Each entry must appear in the answer exactly as given.

--------------------------------------------------

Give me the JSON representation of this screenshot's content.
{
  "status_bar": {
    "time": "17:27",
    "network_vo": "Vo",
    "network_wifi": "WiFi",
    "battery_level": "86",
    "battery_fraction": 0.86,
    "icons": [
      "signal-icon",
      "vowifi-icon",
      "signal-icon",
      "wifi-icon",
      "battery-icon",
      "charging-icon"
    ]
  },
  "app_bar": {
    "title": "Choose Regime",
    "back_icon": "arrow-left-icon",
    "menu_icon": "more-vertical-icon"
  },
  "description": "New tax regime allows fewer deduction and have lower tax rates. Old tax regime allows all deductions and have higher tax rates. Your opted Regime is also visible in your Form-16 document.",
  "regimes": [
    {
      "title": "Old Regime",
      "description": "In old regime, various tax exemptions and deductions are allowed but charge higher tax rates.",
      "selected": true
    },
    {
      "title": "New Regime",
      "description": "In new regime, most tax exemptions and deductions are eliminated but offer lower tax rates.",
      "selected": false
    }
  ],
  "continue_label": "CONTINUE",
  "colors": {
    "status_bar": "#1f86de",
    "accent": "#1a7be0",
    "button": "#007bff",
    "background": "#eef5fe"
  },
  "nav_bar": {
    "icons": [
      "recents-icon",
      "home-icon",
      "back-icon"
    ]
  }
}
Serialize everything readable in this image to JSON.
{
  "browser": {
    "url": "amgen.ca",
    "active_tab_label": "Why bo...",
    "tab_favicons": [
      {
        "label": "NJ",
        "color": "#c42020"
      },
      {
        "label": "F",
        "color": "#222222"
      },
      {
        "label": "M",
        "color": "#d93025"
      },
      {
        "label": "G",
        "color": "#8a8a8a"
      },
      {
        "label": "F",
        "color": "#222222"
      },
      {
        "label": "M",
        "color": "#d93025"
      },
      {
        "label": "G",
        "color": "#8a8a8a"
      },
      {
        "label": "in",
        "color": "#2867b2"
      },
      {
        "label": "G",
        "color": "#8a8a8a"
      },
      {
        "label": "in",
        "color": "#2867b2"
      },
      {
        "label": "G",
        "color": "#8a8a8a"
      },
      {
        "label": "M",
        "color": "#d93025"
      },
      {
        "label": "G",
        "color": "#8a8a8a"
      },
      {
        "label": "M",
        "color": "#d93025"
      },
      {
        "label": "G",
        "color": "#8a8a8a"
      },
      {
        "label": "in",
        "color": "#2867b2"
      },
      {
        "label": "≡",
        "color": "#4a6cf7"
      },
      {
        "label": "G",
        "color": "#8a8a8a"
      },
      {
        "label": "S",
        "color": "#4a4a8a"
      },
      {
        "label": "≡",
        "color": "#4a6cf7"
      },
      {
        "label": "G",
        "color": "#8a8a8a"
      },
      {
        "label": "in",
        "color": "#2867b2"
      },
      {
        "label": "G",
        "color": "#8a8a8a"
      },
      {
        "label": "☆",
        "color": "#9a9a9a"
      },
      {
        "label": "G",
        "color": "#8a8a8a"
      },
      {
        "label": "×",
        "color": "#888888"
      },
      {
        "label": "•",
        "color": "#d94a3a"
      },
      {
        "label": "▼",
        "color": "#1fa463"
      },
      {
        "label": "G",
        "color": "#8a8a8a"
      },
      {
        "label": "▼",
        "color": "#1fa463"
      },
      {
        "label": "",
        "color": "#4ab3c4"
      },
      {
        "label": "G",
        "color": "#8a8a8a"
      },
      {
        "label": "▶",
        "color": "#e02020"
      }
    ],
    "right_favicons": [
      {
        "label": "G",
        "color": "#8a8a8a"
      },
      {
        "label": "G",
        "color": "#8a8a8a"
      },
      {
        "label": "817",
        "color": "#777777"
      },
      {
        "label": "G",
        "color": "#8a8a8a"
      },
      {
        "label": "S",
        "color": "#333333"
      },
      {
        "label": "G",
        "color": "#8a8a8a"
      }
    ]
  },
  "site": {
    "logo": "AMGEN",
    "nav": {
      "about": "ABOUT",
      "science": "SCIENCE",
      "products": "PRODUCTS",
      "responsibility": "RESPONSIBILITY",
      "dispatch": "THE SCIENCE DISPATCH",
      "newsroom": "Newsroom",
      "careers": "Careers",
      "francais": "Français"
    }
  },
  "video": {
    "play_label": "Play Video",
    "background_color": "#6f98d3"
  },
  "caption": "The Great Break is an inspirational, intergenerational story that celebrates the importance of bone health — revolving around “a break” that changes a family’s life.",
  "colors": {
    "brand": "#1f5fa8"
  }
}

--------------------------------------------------

Expected answer:
Give me the JSON representation of this screenshot's content.
{
  "status_bar": {
    "time": "17:27",
    "network_vo": "Vo",
    "network_wifi": "WiFi",
    "battery_level": "86",
    "battery_fraction": 0.86,
    "icons": [
      "signal-icon",
      "vowifi-icon",
      "signal-icon",
      "wifi-icon",
      "battery-icon",
      "charging-icon"
    ]
  },
  "app_bar": {
    "title": "Choose Regime",
    "back_icon": "arrow-left-icon",
    "menu_icon": "more-vertical-icon"
  },
  "description": "New tax regime allows fewer deduction and have lower tax rates. Old tax regime allows all deductions and have higher tax rates. Your opted Regime is also visible in your Form-16 document.",
  "regimes": [
    {
      "title": "Old Regime",
      "description": "In old regime, various tax exemptions and deductions are allowed but charge higher tax rates.",
      "selected": true
    },
    {
      "title": "New Regime",
      "description": "In new regime, most tax exemptions and deductions are eliminated but offer lower tax rates.",
      "selected": false
    }
  ],
  "continue_label": "CONTINUE",
  "colors": {
    "status_bar": "#1f86de",
    "accent": "#1a7be0",
    "button": "#007bff",
    "background": "#eef5fe"
  },
  "nav_bar": {
    "icons": [
      "recents-icon",
      "home-icon",
      "back-icon"
    ]
  }
}
Serialize everything readable in this image to JSON.
{
  "browser": {
    "url": "amgen.ca",
    "active_tab_label": "Why bo...",
    "tab_favicons": [
      {
        "label": "NJ",
        "color": "#c42020"
      },
      {
        "label": "F",
        "color": "#222222"
      },
      {
        "label": "M",
        "color": "#d93025"
      },
      {
        "label": "G",
        "color": "#8a8a8a"
      },
      {
        "label": "F",
        "color": "#222222"
      },
      {
        "label": "M",
        "color": "#d93025"
      },
      {
        "label": "G",
        "color": "#8a8a8a"
      },
      {
        "label": "in",
        "color": "#2867b2"
      },
      {
        "label": "G",
        "color": "#8a8a8a"
      },
      {
        "label": "in",
        "color": "#2867b2"
      },
      {
        "label": "G",
        "color": "#8a8a8a"
      },
      {
        "label": "M",
        "color": "#d93025"
      },
      {
        "label": "G",
        "color": "#8a8a8a"
      },
      {
        "label": "M",
        "color": "#d93025"
      },
      {
        "label": "G",
        "color": "#8a8a8a"
      },
      {
        "label": "in",
        "color": "#2867b2"
      },
      {
        "label": "≡",
        "color": "#4a6cf7"
      },
      {
        "label": "G",
        "color": "#8a8a8a"
      },
      {
        "label": "S",
        "color": "#4a4a8a"
      },
      {
        "label": "≡",
        "color": "#4a6cf7"
      },
      {
        "label": "G",
        "color": "#8a8a8a"
      },
      {
        "label": "in",
        "color": "#2867b2"
      },
      {
        "label": "G",
        "color": "#8a8a8a"
      },
      {
        "label": "☆",
        "color": "#9a9a9a"
      },
      {
        "label": "G",
        "color": "#8a8a8a"
      },
      {
        "label": "×",
        "color": "#888888"
      },
      {
        "label": "•",
        "color": "#d94a3a"
      },
      {
        "label": "▼",
        "color": "#1fa463"
      },
      {
        "label": "G",
        "color": "#8a8a8a"
      },
      {
        "label": "▼",
        "color": "#1fa463"
      },
      {
        "label": "",
        "color": "#4ab3c4"
      },
      {
        "label": "G",
        "color": "#8a8a8a"
      },
      {
        "label": "▶",
        "color": "#e02020"
      }
    ],
    "right_favicons": [
      {
        "label": "G",
        "color": "#8a8a8a"
      },
      {
        "label": "G",
        "color": "#8a8a8a"
      },
      {
        "label": "817",
        "color": "#777777"
      },
      {
        "label": "G",
        "color": "#8a8a8a"
      },
      {
        "label": "S",
        "color": "#333333"
      },
      {
        "label": "G",
        "color": "#8a8a8a"
      }
    ]
  },
  "site": {
    "logo": "AMGEN",
    "nav": {
      "about": "ABOUT",
      "science": "SCIENCE",
      "products": "PRODUCTS",
      "responsibility": "RESPONSIBILITY",
      "dispatch": "THE SCIENCE DISPATCH",
      "newsroom": "Newsroom",
      "careers": "Careers",
      "francais": "Français"
    }
  },
  "video": {
    "play_label": "Play Video",
    "background_color": "#6f98d3"
  },
  "caption": "The Great Break is an inspirational, intergenerational story that celebrates the importance of bone health — revolving around “a break” that changes a family’s life.",
  "colors": {
    "brand": "#1f5fa8"
  }
}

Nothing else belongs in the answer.